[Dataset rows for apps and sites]

■ ■ ■ ■ ■ ■ ■

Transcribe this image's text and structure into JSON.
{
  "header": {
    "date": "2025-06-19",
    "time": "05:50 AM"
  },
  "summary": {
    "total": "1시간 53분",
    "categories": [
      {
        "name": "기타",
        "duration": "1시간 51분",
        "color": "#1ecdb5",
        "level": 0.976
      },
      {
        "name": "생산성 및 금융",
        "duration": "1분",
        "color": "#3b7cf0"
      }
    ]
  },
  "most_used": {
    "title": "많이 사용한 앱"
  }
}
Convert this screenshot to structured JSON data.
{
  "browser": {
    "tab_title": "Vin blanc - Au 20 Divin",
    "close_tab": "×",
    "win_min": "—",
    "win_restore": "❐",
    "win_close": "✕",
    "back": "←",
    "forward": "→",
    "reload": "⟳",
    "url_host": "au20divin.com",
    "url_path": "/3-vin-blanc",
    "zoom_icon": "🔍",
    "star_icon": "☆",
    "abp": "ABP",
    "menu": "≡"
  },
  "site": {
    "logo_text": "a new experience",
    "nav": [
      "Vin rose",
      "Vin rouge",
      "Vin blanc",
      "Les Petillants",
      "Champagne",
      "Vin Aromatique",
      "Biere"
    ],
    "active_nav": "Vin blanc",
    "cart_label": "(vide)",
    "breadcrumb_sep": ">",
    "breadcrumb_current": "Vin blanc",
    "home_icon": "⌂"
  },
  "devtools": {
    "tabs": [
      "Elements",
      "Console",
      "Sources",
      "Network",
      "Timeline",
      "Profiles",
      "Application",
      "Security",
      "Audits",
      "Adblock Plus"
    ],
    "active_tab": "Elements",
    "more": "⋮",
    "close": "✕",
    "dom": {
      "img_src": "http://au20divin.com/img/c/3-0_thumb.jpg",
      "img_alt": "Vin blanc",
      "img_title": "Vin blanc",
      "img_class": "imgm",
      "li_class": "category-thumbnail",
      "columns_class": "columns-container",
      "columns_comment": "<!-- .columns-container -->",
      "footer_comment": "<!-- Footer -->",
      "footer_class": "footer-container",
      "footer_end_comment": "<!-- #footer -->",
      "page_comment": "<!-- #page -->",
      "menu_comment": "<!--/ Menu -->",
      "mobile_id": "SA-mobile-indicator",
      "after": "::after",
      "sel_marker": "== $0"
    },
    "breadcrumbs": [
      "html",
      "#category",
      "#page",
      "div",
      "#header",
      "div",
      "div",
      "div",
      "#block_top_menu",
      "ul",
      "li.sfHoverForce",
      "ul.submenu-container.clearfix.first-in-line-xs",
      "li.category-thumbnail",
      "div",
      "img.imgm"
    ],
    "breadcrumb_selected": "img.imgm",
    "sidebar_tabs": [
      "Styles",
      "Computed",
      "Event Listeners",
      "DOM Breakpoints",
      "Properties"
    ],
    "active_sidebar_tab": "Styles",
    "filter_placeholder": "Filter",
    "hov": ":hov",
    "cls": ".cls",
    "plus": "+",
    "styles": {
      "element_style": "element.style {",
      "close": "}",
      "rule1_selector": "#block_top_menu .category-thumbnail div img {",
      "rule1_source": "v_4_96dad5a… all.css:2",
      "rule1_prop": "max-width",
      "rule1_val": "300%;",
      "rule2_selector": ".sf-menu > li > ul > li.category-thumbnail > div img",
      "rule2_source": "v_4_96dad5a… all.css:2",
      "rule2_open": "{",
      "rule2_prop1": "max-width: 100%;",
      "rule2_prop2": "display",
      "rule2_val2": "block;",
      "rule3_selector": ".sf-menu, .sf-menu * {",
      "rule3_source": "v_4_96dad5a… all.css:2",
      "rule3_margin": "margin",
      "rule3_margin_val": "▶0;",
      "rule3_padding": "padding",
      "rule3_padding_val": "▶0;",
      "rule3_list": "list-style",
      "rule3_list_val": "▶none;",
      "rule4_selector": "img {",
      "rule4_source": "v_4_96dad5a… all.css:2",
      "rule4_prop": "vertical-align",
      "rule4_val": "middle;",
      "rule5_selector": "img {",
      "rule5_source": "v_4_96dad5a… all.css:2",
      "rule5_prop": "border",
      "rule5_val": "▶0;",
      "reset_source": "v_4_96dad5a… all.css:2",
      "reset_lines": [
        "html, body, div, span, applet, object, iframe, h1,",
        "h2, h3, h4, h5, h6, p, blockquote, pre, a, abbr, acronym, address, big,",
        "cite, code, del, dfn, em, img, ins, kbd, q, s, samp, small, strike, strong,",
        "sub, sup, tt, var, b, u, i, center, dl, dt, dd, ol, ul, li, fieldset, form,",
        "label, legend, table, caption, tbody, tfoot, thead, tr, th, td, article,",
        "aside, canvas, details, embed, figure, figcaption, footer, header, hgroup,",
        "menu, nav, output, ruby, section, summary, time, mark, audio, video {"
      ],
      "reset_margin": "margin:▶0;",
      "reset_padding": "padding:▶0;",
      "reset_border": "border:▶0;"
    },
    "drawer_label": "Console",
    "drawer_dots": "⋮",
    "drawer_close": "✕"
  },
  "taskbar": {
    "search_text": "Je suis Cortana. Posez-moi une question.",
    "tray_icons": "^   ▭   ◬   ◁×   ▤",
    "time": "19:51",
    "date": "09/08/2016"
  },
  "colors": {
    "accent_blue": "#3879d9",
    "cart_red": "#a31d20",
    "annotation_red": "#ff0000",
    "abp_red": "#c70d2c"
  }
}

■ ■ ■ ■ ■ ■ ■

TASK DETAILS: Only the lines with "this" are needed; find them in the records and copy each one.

TASK SOLUTION:
Transcribe this image's text and structure into JSON.
Convert this screenshot to structured JSON data.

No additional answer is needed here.